This last question is the final, possibly the most fundamental of confusions as to Semitism and anti-Semitism. Israel is not a ‘Jewish state’ – though it often claims to be so – and has tried (unsuccessfully) to pass legislation making it so. Theoretically, the Israeli electorate could elect a Knesset (Israeli parliament) entirely made up of Christians and Muslims, Palestinians, Arabs and black Africans. Unlikely, but constitutionally possible. Indeed, there is a group of high-orthodox Jews (Neturei Karta) living in Jerusalem that is aggressively opposed to the State of Israel – believing that a ‘Jewish state’ (sic) cannot and should not exist until the coming of the Messiah (Jews, of course, believe that Jesus was a false Messiah). Are they anti-Semitic?

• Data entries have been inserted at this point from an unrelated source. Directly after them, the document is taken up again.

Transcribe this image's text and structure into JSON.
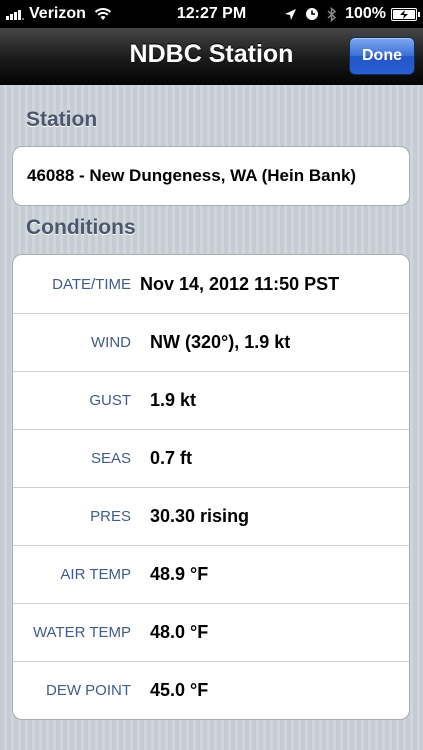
{
  "status_bar": {
    "carrier": "Verizon",
    "time": "12:27 PM",
    "battery_percent": "100%",
    "battery_level": 1.0
  },
  "nav": {
    "title": "NDBC Station",
    "done_label": "Done"
  },
  "station_section": {
    "header": "Station",
    "value": "46088 - New Dungeness, WA (Hein Bank)"
  },
  "conditions_section": {
    "header": "Conditions",
    "rows": [
      {
        "label": "DATE/TIME",
        "value": "Nov 14, 2012 11:50 PST"
      },
      {
        "label": "WIND",
        "value": "NW (320°), 1.9 kt"
      },
      {
        "label": "GUST",
        "value": "1.9 kt"
      },
      {
        "label": "SEAS",
        "value": "0.7 ft"
      },
      {
        "label": "PRES",
        "value": "30.30 rising"
      },
      {
        "label": "AIR TEMP",
        "value": "48.9 °F"
      },
      {
        "label": "WATER TEMP",
        "value": "48.0 °F"
      },
      {
        "label": "DEW POINT",
        "value": "45.0 °F"
      }
    ]
  }
}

So to Labour MP John Woodcock who insists that Jeremy Corbyn make alliance with “mainstream” Jews (an economic mainstream? linguistic? genetic? life-style? religious?culinary? geopolitical?). He condemns Corbyn for celebrating the Passover with a radical Jewish group (Jewdas) who are critical of Israel. Now then, given that defining a Jew is an act as delicate as dancing on the head of a pin, John Woodcock risks spinning off the pin with these filigree definitions of what makes for a ‘legitimate’ (non-anti-Semitic) Jew. Is John Woodcock Jewish? We don’t know from his web profiles – but how would he know, and what does the question really mean? He might have Jewish ancestry and not know – or he might claim to be Jewish but have more genes from Neanderthal man and Muslims than from Jewish antecedents. He was Chair of the Labour Friends of Israel Committee, but defence of Israel has little, if anything, to do with anti-Semitism.
If we could ever pin down just who, in the end, is a Semite. So, to close, here is a statement from Tzipi Livni, Israeli Foreign Minister (in 2008) which nicely echoes at least some of the confusions above – as we see her haplessly twisting in the political winds trying to pin down this particular lump of jelly:
“So, what does that mean, a Jewish state? It is not only a matter of the number of Jews who live in Israel. It is not just a matter of numbers but a matter of values. The Jewish state is a matter of values, but it is not just a matter of religion, it is also a matter of nationality. And a Jewish state is not a monopoly of rabbis. It is not. It is about the nature of the State of Israel. It is about Jewish tradition. It is about Jewish history, regardless of the question of what each and every Israeli citizen does in his own home on Saturdays and what he does on the Jewish holidays. We need to maintain the nature of the State of Israel, the character of the State of Israel, because this is the raison d’être of the State of Israel.”
And if this helps untangle your knots you might want to start following John Woodcock on Twitter – he makes just as much sense.